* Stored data
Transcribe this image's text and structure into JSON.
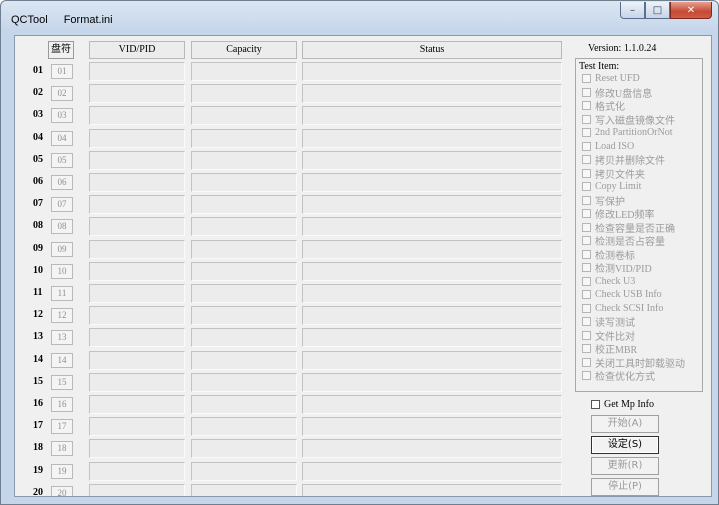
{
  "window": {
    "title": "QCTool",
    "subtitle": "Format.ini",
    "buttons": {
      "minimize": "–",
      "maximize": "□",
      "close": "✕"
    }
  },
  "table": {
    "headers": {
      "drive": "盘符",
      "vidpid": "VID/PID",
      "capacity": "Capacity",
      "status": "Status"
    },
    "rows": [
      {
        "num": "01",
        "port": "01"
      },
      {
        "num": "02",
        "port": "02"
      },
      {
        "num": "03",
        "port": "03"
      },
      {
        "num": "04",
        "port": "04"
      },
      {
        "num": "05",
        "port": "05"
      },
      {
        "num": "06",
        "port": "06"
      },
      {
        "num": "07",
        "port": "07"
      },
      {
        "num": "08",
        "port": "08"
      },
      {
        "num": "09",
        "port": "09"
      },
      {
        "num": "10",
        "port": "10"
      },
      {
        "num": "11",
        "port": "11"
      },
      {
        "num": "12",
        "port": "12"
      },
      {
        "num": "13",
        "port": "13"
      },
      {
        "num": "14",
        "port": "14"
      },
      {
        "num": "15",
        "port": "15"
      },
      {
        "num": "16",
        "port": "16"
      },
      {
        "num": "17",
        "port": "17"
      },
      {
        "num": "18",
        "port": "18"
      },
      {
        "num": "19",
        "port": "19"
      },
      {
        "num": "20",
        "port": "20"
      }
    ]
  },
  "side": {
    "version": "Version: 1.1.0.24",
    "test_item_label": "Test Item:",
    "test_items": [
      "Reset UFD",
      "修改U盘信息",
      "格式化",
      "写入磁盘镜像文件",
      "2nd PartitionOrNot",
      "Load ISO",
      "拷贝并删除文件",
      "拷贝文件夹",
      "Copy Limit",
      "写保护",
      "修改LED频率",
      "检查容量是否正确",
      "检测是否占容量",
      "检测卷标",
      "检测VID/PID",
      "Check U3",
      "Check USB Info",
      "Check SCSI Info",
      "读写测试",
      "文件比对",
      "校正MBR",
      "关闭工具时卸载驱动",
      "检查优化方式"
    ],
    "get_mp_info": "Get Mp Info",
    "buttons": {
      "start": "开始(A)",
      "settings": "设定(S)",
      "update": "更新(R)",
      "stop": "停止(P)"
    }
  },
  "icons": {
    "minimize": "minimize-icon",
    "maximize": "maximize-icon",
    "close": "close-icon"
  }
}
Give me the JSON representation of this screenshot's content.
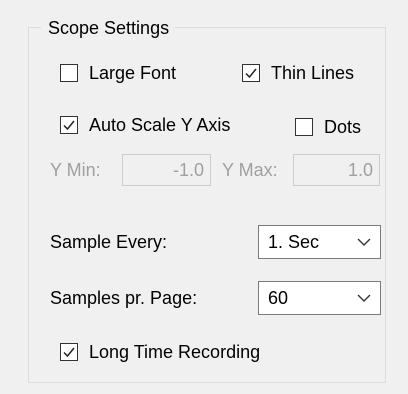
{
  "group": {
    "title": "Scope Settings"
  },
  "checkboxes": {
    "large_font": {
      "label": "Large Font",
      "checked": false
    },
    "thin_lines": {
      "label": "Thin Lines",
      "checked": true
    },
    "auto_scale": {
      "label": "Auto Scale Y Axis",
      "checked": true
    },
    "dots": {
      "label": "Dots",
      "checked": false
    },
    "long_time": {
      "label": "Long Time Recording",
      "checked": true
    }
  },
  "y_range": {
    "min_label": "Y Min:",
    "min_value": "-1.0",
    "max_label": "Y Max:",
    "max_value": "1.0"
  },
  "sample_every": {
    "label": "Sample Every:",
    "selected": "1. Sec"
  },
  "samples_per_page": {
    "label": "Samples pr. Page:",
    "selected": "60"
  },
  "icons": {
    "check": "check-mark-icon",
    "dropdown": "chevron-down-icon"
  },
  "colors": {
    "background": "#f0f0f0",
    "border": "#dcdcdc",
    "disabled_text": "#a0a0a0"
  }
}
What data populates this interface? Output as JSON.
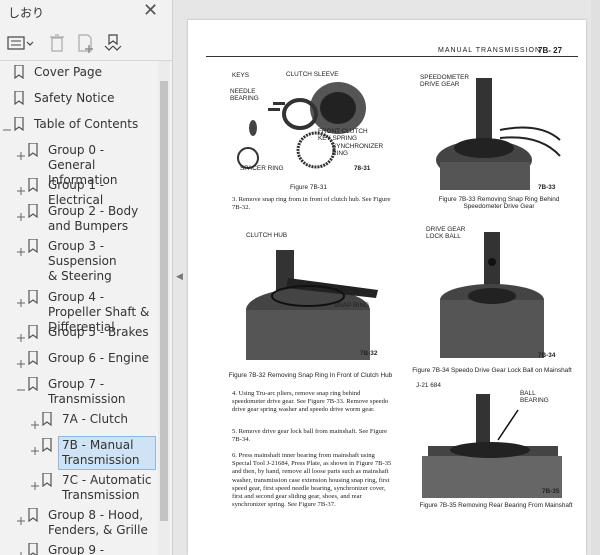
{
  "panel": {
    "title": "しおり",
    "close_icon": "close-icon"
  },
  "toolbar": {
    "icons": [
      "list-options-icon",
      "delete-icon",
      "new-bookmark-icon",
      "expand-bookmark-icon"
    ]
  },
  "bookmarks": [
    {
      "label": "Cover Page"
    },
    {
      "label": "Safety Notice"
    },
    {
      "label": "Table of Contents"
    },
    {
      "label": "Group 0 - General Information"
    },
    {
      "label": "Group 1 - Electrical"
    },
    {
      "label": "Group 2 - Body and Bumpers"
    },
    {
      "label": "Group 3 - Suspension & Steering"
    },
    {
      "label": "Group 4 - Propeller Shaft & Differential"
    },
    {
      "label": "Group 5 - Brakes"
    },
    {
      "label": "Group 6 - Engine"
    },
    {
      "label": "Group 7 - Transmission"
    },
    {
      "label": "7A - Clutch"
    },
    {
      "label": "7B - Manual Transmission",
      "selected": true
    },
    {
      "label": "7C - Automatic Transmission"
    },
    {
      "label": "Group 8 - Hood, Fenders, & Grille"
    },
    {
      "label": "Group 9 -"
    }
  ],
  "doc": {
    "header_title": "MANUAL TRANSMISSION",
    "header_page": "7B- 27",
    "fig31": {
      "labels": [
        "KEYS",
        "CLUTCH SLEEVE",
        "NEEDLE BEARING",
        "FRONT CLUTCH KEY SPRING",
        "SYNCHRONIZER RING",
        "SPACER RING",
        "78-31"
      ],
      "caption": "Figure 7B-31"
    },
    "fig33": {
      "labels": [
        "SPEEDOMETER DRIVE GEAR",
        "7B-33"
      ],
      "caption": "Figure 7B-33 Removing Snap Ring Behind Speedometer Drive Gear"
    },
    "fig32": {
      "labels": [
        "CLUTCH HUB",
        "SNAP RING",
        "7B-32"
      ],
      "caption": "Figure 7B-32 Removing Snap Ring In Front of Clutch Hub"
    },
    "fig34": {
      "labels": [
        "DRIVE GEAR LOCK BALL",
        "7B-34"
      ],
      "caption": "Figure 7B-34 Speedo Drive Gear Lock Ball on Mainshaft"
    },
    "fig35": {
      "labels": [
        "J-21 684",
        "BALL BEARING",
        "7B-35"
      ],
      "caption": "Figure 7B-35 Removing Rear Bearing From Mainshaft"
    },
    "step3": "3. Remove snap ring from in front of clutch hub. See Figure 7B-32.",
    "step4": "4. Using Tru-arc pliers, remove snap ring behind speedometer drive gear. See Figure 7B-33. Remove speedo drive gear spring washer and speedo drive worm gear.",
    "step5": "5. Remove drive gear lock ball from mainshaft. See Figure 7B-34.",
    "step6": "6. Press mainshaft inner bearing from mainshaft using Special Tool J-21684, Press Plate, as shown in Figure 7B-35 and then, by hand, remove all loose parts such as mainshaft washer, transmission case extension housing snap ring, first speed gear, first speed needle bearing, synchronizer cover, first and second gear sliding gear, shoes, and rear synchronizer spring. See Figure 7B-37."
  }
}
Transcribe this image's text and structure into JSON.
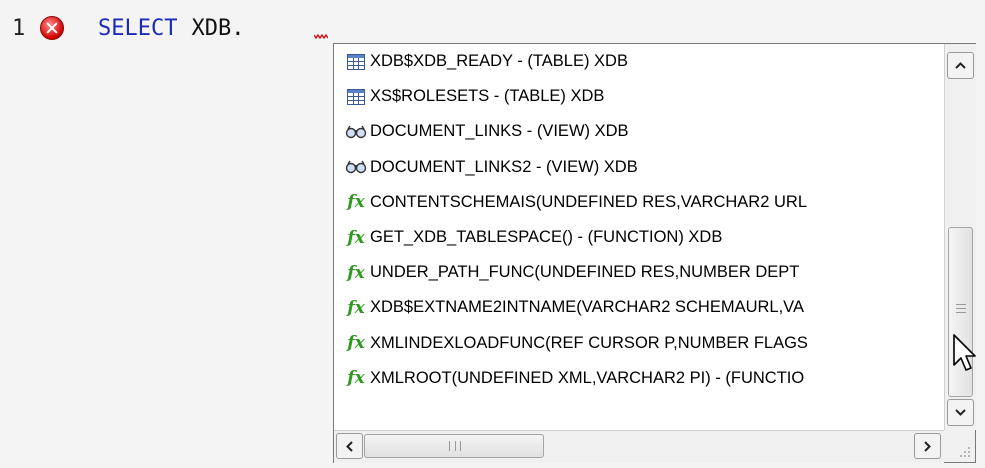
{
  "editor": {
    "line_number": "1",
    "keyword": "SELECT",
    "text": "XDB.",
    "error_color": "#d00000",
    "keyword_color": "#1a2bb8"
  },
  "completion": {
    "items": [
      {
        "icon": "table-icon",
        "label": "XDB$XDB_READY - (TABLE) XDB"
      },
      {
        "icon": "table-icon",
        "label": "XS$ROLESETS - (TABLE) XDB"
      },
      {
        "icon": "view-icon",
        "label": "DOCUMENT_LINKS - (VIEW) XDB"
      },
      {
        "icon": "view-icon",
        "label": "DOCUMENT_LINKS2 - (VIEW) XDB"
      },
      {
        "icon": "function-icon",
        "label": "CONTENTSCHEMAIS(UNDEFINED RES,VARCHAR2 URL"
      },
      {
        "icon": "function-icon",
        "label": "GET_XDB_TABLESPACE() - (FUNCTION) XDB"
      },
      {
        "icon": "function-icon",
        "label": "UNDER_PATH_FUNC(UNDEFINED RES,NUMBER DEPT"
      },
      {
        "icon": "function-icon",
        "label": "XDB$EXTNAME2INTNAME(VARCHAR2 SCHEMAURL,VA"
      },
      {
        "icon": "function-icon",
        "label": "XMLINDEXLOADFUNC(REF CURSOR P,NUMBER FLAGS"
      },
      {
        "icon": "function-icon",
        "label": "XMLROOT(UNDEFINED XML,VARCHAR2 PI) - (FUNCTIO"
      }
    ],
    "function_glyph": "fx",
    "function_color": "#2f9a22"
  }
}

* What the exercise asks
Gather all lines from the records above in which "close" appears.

* Answer box
      "close": "✕"
    "close": "close-icon"
    "close_icon": "close-icon"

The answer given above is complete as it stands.